remain the same: setting aside money and time for maintaining the site, and designing flexibilityinto application interfaces and business rules so the site can be changed as needed. . CitiStreet. CitiStreet (www.citistreetonline.com) is a global benefits services provider managing over $170 billion in savings and pension funds and is owned by Citigroup and State Street Corp. CitiStreet is using the JRules software development tool to make rules changes in its benefits plan adrninistration systems, many of them featuring Web-based employee self-service. JRules manages thousands of business rules related to client policies, government regulations, and customer preferences. Previously, business analysts developed the required business rules for each business process, and IT developers did the coding. But now analysts use JRules to create and change rules, without help from developers, says Andy Marsh, CitiStreet's CIO. "We've effectively eliminated the detail design function and 80 percent of the development function," saysMarsh. IT is involved in managing the systems and platforms, but it's less involved in rules management, he says. The software helps speed the development process for new business systems or features, says Marsh. For example, it used to take CitiStreet six months to set up benefit plans for clients; it now takes three months. CitiStreet can also react more quickly to market changes and new government regulations. It has used the rules development software to quickly revise business rules to accommodate the changes in pension programs required by new legislation. And Marsh says that when a client company recently added a savings plan to its . benefits program, CitiStreet was able to easily develop and implement changes withJRules.

Case Study Questions

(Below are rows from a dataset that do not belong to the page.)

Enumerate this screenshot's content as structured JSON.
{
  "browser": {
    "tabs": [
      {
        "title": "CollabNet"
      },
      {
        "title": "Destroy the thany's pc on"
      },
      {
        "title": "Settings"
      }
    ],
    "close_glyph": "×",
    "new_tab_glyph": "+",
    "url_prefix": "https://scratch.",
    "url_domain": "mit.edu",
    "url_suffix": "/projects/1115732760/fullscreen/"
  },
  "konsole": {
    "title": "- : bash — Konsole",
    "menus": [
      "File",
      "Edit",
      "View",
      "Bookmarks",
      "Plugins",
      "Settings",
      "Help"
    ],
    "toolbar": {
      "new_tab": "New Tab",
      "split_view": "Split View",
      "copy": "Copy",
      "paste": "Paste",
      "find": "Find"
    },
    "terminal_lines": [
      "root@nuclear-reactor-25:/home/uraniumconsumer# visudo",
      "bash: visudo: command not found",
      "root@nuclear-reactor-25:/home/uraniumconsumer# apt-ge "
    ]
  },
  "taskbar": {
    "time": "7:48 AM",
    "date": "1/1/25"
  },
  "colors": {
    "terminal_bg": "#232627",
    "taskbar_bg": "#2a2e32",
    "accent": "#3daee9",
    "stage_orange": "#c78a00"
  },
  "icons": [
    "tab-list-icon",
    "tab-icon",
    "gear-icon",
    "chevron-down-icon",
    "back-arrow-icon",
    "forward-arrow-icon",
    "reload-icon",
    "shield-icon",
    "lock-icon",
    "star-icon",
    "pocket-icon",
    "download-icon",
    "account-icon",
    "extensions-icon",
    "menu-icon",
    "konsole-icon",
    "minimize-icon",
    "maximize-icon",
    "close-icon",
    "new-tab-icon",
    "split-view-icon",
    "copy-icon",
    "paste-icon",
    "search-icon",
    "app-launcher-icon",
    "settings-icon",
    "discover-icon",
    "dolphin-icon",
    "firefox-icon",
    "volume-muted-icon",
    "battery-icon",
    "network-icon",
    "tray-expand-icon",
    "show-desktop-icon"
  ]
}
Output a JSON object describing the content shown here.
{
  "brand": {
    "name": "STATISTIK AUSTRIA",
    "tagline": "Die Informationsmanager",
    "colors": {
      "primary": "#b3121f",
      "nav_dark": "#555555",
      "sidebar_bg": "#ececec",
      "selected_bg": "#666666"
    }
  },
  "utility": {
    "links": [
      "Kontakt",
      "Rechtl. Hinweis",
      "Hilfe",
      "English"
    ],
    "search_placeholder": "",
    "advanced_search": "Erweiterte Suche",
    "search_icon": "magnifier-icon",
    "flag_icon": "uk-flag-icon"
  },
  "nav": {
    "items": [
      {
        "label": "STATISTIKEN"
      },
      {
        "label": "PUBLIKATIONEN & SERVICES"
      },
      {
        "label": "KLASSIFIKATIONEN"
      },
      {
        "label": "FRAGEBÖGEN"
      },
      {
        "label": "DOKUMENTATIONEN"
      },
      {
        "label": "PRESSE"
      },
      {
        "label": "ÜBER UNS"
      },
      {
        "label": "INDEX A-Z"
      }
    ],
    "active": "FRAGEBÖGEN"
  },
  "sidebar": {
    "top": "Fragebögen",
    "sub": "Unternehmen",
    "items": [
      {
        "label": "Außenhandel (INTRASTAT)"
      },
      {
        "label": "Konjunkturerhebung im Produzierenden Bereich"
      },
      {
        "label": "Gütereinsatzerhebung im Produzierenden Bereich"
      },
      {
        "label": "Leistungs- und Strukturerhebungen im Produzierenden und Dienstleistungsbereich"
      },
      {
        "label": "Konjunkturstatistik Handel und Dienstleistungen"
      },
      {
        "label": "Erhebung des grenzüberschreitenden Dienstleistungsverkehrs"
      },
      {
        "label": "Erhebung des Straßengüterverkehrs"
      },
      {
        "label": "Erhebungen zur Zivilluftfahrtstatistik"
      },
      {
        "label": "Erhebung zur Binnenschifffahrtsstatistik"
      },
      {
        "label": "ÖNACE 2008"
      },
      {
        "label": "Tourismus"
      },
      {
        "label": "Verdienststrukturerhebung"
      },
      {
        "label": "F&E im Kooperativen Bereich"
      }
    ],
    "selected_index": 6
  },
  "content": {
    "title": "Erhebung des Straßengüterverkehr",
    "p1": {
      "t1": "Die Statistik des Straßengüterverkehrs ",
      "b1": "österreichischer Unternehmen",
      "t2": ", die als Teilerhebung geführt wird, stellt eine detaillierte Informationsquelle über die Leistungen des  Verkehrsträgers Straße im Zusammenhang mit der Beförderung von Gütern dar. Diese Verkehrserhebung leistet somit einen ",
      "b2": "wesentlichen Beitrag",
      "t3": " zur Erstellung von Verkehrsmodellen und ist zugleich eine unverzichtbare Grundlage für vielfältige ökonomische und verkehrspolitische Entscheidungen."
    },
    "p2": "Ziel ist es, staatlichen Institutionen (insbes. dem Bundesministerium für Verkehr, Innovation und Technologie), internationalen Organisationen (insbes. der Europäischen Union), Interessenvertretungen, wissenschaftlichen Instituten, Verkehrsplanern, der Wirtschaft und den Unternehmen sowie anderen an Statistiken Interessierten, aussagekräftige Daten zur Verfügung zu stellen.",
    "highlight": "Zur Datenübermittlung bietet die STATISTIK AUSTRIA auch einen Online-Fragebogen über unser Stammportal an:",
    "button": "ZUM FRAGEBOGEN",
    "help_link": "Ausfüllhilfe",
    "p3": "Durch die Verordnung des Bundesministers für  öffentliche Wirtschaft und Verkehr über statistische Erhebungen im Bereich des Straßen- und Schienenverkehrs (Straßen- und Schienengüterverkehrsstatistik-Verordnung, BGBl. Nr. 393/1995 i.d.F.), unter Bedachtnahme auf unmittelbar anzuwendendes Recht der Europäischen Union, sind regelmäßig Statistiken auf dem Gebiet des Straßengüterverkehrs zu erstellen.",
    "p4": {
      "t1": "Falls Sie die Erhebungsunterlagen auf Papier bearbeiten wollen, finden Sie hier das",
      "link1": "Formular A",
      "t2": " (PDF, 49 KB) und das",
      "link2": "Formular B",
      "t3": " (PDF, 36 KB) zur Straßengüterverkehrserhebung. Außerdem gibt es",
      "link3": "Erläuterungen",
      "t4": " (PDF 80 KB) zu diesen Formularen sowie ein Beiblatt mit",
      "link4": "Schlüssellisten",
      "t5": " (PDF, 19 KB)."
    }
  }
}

1. Why do more than a third of all Web self-service customers get frustrated and end up calling a help center? Use the experiences of Blue Cross-Blue Shield and AT&T Wireless to help you answer. 2. What are some solutions to the problems users may have with Web self-service? Use the experiences of the companies in this case to propose several solutions. 3. Visit the websites of Blue Cross-Blue Shield and AT&T Wireless. Investigate the details of obtaining an individual health plan or a new cell phone plan. What is your appraisal of the self-service features of these websites? Explain your evaluations. Sources: Adapted from Stacy Collete, "How Will You Con-. nect with Customers?" Computenuorld, January 6, 2003, p. 19; Robert Scheier, "Know Thy Customer," Computenuorld, March 24, 2003, pp. 27-28; and Bob Violino, "Who's Changing the Rules?" Computenuorld, July 28,2003, p. 38.